(Stored items)
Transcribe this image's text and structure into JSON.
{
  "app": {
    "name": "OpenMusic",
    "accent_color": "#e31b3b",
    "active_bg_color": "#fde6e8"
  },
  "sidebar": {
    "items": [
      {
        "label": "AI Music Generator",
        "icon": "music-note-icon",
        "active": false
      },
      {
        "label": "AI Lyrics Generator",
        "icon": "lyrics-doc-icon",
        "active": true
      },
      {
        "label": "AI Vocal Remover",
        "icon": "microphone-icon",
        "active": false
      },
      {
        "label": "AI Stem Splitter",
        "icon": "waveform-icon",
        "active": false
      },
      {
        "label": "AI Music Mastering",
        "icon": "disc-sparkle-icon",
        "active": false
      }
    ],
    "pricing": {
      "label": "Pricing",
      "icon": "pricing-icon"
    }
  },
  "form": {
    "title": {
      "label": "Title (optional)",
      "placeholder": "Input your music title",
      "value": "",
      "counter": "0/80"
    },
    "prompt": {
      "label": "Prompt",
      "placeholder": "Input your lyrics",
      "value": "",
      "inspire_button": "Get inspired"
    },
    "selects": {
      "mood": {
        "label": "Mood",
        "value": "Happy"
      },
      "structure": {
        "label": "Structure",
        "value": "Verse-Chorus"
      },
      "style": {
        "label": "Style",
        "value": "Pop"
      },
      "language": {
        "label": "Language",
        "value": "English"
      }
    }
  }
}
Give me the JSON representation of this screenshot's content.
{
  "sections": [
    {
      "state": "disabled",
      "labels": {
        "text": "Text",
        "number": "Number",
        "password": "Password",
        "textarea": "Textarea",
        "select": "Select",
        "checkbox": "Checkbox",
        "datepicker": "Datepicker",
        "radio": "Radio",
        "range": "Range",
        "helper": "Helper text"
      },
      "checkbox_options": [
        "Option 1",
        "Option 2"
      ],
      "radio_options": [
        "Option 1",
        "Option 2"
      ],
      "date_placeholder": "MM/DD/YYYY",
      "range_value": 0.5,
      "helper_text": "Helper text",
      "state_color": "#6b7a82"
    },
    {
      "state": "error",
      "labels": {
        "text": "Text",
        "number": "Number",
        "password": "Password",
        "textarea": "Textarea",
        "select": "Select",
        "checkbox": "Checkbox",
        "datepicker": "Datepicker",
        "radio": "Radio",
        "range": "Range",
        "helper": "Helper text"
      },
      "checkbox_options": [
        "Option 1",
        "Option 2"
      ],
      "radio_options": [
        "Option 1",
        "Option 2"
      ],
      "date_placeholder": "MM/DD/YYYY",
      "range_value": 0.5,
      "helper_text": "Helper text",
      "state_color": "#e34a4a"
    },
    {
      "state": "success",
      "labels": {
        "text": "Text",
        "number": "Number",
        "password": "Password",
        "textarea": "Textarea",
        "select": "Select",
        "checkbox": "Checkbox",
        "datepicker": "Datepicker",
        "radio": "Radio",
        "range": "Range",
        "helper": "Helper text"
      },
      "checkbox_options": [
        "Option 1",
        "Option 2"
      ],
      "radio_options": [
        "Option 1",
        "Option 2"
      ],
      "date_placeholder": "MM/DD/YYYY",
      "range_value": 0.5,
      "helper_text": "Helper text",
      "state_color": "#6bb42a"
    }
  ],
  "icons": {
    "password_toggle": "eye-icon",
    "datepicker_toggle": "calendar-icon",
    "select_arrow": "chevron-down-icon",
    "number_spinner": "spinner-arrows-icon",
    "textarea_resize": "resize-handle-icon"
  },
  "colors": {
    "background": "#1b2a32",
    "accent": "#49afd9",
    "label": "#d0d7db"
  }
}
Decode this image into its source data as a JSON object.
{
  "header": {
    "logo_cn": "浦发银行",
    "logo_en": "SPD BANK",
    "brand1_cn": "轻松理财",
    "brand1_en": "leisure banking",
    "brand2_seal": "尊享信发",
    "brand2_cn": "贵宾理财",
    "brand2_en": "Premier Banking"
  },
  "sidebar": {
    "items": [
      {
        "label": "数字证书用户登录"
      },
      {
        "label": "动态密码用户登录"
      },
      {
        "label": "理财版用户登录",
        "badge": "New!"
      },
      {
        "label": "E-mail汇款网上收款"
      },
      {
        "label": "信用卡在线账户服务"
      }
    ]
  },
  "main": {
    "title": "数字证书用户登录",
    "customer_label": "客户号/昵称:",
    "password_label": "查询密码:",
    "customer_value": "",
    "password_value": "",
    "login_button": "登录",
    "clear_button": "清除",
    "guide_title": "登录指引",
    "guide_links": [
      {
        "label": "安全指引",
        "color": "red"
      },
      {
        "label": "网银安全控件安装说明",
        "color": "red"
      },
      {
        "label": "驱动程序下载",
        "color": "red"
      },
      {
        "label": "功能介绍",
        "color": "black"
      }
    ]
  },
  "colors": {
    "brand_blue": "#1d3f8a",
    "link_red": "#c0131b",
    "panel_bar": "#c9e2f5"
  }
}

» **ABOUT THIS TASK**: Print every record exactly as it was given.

» **RESPONSE FOR THIS EXERCISE**:
Transcribe this image's text and structure into JSON.
{
  "app": {
    "name": "OpenMusic",
    "accent_color": "#e31b3b",
    "active_bg_color": "#fde6e8"
  },
  "sidebar": {
    "items": [
      {
        "label": "AI Music Generator",
        "icon": "music-note-icon",
        "active": false
      },
      {
        "label": "AI Lyrics Generator",
        "icon": "lyrics-doc-icon",
        "active": true
      },
      {
        "label": "AI Vocal Remover",
        "icon": "microphone-icon",
        "active": false
      },
      {
        "label": "AI Stem Splitter",
        "icon": "waveform-icon",
        "active": false
      },
      {
        "label": "AI Music Mastering",
        "icon": "disc-sparkle-icon",
        "active": false
      }
    ],
    "pricing": {
      "label": "Pricing",
      "icon": "pricing-icon"
    }
  },
  "form": {
    "title": {
      "label": "Title (optional)",
      "placeholder": "Input your music title",
      "value": "",
      "counter": "0/80"
    },
    "prompt": {
      "label": "Prompt",
      "placeholder": "Input your lyrics",
      "value": "",
      "inspire_button": "Get inspired"
    },
    "selects": {
      "mood": {
        "label": "Mood",
        "value": "Happy"
      },
      "structure": {
        "label": "Structure",
        "value": "Verse-Chorus"
      },
      "style": {
        "label": "Style",
        "value": "Pop"
      },
      "language": {
        "label": "Language",
        "value": "English"
      }
    }
  }
}
Give me the JSON representation of this screenshot's content.
{
  "sections": [
    {
      "state": "disabled",
      "labels": {
        "text": "Text",
        "number": "Number",
        "password": "Password",
        "textarea": "Textarea",
        "select": "Select",
        "checkbox": "Checkbox",
        "datepicker": "Datepicker",
        "radio": "Radio",
        "range": "Range",
        "helper": "Helper text"
      },
      "checkbox_options": [
        "Option 1",
        "Option 2"
      ],
      "radio_options": [
        "Option 1",
        "Option 2"
      ],
      "date_placeholder": "MM/DD/YYYY",
      "range_value": 0.5,
      "helper_text": "Helper text",
      "state_color": "#6b7a82"
    },
    {
      "state": "error",
      "labels": {
        "text": "Text",
        "number": "Number",
        "password": "Password",
        "textarea": "Textarea",
        "select": "Select",
        "checkbox": "Checkbox",
        "datepicker": "Datepicker",
        "radio": "Radio",
        "range": "Range",
        "helper": "Helper text"
      },
      "checkbox_options": [
        "Option 1",
        "Option 2"
      ],
      "radio_options": [
        "Option 1",
        "Option 2"
      ],
      "date_placeholder": "MM/DD/YYYY",
      "range_value": 0.5,
      "helper_text": "Helper text",
      "state_color": "#e34a4a"
    },
    {
      "state": "success",
      "labels": {
        "text": "Text",
        "number": "Number",
        "password": "Password",
        "textarea": "Textarea",
        "select": "Select",
        "checkbox": "Checkbox",
        "datepicker": "Datepicker",
        "radio": "Radio",
        "range": "Range",
        "helper": "Helper text"
      },
      "checkbox_options": [
        "Option 1",
        "Option 2"
      ],
      "radio_options": [
        "Option 1",
        "Option 2"
      ],
      "date_placeholder": "MM/DD/YYYY",
      "range_value": 0.5,
      "helper_text": "Helper text",
      "state_color": "#6bb42a"
    }
  ],
  "icons": {
    "password_toggle": "eye-icon",
    "datepicker_toggle": "calendar-icon",
    "select_arrow": "chevron-down-icon",
    "number_spinner": "spinner-arrows-icon",
    "textarea_resize": "resize-handle-icon"
  },
  "colors": {
    "background": "#1b2a32",
    "accent": "#49afd9",
    "label": "#d0d7db"
  }
}
Decode this image into its source data as a JSON object.
{
  "header": {
    "logo_cn": "浦发银行",
    "logo_en": "SPD BANK",
    "brand1_cn": "轻松理财",
    "brand1_en": "leisure banking",
    "brand2_seal": "尊享信发",
    "brand2_cn": "贵宾理财",
    "brand2_en": "Premier Banking"
  },
  "sidebar": {
    "items": [
      {
        "label": "数字证书用户登录"
      },
      {
        "label": "动态密码用户登录"
      },
      {
        "label": "理财版用户登录",
        "badge": "New!"
      },
      {
        "label": "E-mail汇款网上收款"
      },
      {
        "label": "信用卡在线账户服务"
      }
    ]
  },
  "main": {
    "title": "数字证书用户登录",
    "customer_label": "客户号/昵称:",
    "password_label": "查询密码:",
    "customer_value": "",
    "password_value": "",
    "login_button": "登录",
    "clear_button": "清除",
    "guide_title": "登录指引",
    "guide_links": [
      {
        "label": "安全指引",
        "color": "red"
      },
      {
        "label": "网银安全控件安装说明",
        "color": "red"
      },
      {
        "label": "驱动程序下载",
        "color": "red"
      },
      {
        "label": "功能介绍",
        "color": "black"
      }
    ]
  },
  "colors": {
    "brand_blue": "#1d3f8a",
    "link_red": "#c0131b",
    "panel_bar": "#c9e2f5"
  }
}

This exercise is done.